8) The UN humanitarian summit that will be held in May 2016 in Istanbul may be used by Ban Ki-moon to open up a way to obtain tacit consent for his approach to the Sustainable Development Goals in a setting where nations that resist abortion and LGBT rights will be at a disadvantage. This summit was called by Ban Ki-moon and is controlled entirely by his staff, in particular the Office of the Coordinator for Humanitarian Assistance (OCHA) and the World Humanitarian Summit Secretariat.

9) The UN is actively pushing the governments of countries with traditional family values, especially in the Third World. On December 27th, 2013, The United Nations human rights office called on the President of Uganda to refrain from signing the Anti-Homosexuality Bill into law, and urged the country to ensure the protection of lesbian, gay, bisexual, and transgender (LGBT) people from violence and discrimination.

“LGBT individuals in Uganda are a vulnerable and marginalized minority, already facing violence and discrimination. If signed by the President, this new law would reinforce stigma and prejudice, and institutionalize discrimination,” said Ravina Shamdasani, spokesperson for the Office of the High Commissioner for Human Rights (OHCHR).

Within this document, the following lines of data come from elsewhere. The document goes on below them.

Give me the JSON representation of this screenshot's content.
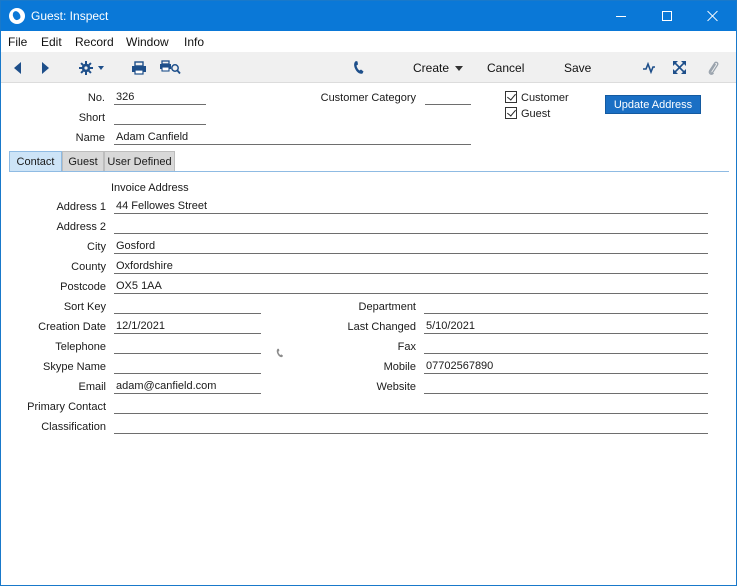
{
  "window": {
    "title": "Guest: Inspect"
  },
  "menu": [
    "File",
    "Edit",
    "Record",
    "Window",
    "Info"
  ],
  "toolbar": {
    "create_label": "Create",
    "cancel_label": "Cancel",
    "save_label": "Save"
  },
  "header": {
    "no_label": "No.",
    "no_value": "326",
    "short_label": "Short",
    "short_value": "",
    "name_label": "Name",
    "name_value": "Adam Canfield",
    "customer_category_label": "Customer Category",
    "customer_category_value": "",
    "customer_checkbox_label": "Customer",
    "guest_checkbox_label": "Guest",
    "update_address_label": "Update Address"
  },
  "tabs": [
    "Contact",
    "Guest",
    "User Defined"
  ],
  "contact": {
    "invoice_address_heading": "Invoice Address",
    "address1_label": "Address 1",
    "address1_value": "44 Fellowes Street",
    "address2_label": "Address 2",
    "address2_value": "",
    "city_label": "City",
    "city_value": "Gosford",
    "county_label": "County",
    "county_value": "Oxfordshire",
    "postcode_label": "Postcode",
    "postcode_value": "OX5 1AA",
    "sort_key_label": "Sort Key",
    "sort_key_value": "",
    "department_label": "Department",
    "department_value": "",
    "creation_date_label": "Creation Date",
    "creation_date_value": "12/1/2021",
    "last_changed_label": "Last Changed",
    "last_changed_value": "5/10/2021",
    "telephone_label": "Telephone",
    "telephone_value": "",
    "fax_label": "Fax",
    "fax_value": "",
    "skype_label": "Skype Name",
    "skype_value": "",
    "mobile_label": "Mobile",
    "mobile_value": "07702567890",
    "email_label": "Email",
    "email_value": "adam@canfield.com",
    "website_label": "Website",
    "website_value": "",
    "primary_contact_label": "Primary Contact",
    "primary_contact_value": "",
    "classification_label": "Classification",
    "classification_value": ""
  },
  "colors": {
    "titlebar": "#0a78d7",
    "accent_button": "#1a6fc4",
    "active_tab": "#cde4f7"
  },
  "icons": [
    "app-icon",
    "minimize-icon",
    "maximize-icon",
    "close-icon",
    "back-arrow-icon",
    "forward-arrow-icon",
    "gear-icon",
    "printer-icon",
    "print-preview-icon",
    "phone-icon",
    "activity-icon",
    "expand-icon",
    "paperclip-icon"
  ]
}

10) UN bureaucrats presented in February 2016 a series of UN postage stamps that depicted homosexuality, transsexualism, and homosexual “parenting” at the UN headquarters to a great fanfare and expense in an eccentric ceremony featuring an all male 33 member strong gay chorus singing love songs and show tunes against a backdrop of naked dancers and Greek gods.

Delegations of at least 86 countries tried to prevent the release of the stamps on the eve of the event. Letters objecting to the stamps were sent to Ban Ki-moon on February 3rd and remained unanswered for two weeks.

Predictably the Secretary General, a vociferous proponent of social acceptance of homosexuality, denied any accusations of wrongdoing and overreach, and called the rollout of the stamps “in line with the mandate” of the UN Postal Administration.

...By the way. No UN treaty includes LGBT rights or protects homosexual conduct explicitly or implicitly. 76 countries in the world explicitly prohibit sodomy in their laws.